Last month Tahmima Anam, in her characteristically delightful New York Times column, revealed that Dhaka, Bangladesh, a city of over 15 million, has just five functional public toilets. The abundance of outdoor labourers and the endless traffic mean a lot of people spend a lot of time with nowhere to go.
In an attempt to stop men from urinating at roadsides, over ditches, and against walls, Anam writes that the government’s Ministry of Religious Affairs has begun covering walls with the sacred Arabic script; the idea being that men will not pee in sites they believe to be holy (never mind that few Bangladeshis understand Arabic, she says). The government’s campaign has been widely criticised—not least because it does nothing to increase women’s access to sanitation facilities—and many would simply like them to spend the money on public toilets.
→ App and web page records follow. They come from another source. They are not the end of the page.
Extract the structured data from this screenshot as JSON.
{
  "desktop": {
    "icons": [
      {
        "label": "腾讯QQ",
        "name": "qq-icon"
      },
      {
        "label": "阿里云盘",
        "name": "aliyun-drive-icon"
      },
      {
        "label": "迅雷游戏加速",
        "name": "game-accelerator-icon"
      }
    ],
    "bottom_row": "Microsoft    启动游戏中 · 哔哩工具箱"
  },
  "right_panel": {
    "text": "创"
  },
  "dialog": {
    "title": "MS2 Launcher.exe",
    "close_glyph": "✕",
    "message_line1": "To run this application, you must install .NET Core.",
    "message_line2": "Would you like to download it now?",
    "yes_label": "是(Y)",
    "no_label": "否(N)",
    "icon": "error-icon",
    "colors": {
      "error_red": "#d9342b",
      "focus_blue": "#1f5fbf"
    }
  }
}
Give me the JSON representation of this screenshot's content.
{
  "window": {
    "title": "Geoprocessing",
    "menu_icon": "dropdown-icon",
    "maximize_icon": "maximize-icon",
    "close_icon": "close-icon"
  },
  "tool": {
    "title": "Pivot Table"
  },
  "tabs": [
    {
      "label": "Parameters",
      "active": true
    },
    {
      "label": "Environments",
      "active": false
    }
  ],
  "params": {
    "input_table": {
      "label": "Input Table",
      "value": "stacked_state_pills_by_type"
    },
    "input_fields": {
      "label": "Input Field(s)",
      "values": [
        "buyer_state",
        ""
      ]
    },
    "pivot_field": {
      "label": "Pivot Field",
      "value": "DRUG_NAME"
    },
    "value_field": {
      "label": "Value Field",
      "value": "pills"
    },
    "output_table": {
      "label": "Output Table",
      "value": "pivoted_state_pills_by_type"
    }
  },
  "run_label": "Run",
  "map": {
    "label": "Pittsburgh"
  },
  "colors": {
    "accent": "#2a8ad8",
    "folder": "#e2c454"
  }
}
Over in India, whose open defecation problem vastly dwarfs Bangladesh’s, the government is also determined to clean up its act. The Indian prime minster Modi has pledged to provide total sanitation to the country by 2019. In the meantime, Ahmedabad, a city of six million in the western Indian state of Gujarat, has decided to pay residents one rupee each time they use a public toilet in an attempt to prevent urinating and defecating out in the open, which pollutes the environment and spreads disease. Many Indians believe toilets to be unhygienic and prefer to relieve themselves in fields and streets—the open defecation rate in the population is a staggering 50%.
The Ahmedabad Municipal Corporation is going to trial the financial incentive scheme at 67 public facilities where workers will give a rupee coin to each user. If the trial is successful the incentive programme will be scaled across the municipality. They also plan to impose fines on those who publicly urinate or defecate (in Bangladesh, this enforcement on urination has never succeeded). Besides the drive for cleanliness, the Indian initiative has a financial aim: “The whole motive of the scheme is to popularize the public toilet,” said a city official in the Times of India. “We plan to generate revenue through advertising.”
It’s an interesting contrast to the situation in richer countries where the need to go is shared, but the commercial aspect is reversed. More and more accessible toilets that require payment are popping up. According to Wikipedia, they are less common in America where lobbying by the plumbing industry and women’s rights advocates have stemmed their development. They seem more common in cities with public transport systems, where heavy traffic through bus, train, and metro stations creates a market of people willing to pay for clean, maintained facilities. And in the UK they literally pop up—in 2002, pop-up toilets (urinals, actually) were introduced that remain hidden underground during the daytime and telescope into existence at night.
Jocalyn Clark (@jocalynclark) is executive editor at icddr,b, a global health research organisation in Dhaka, Bangladesh. She was a senior editor at PLOS Medicine and assistant editor at The BMJ.
Competing interests: The author has no further interests to declare.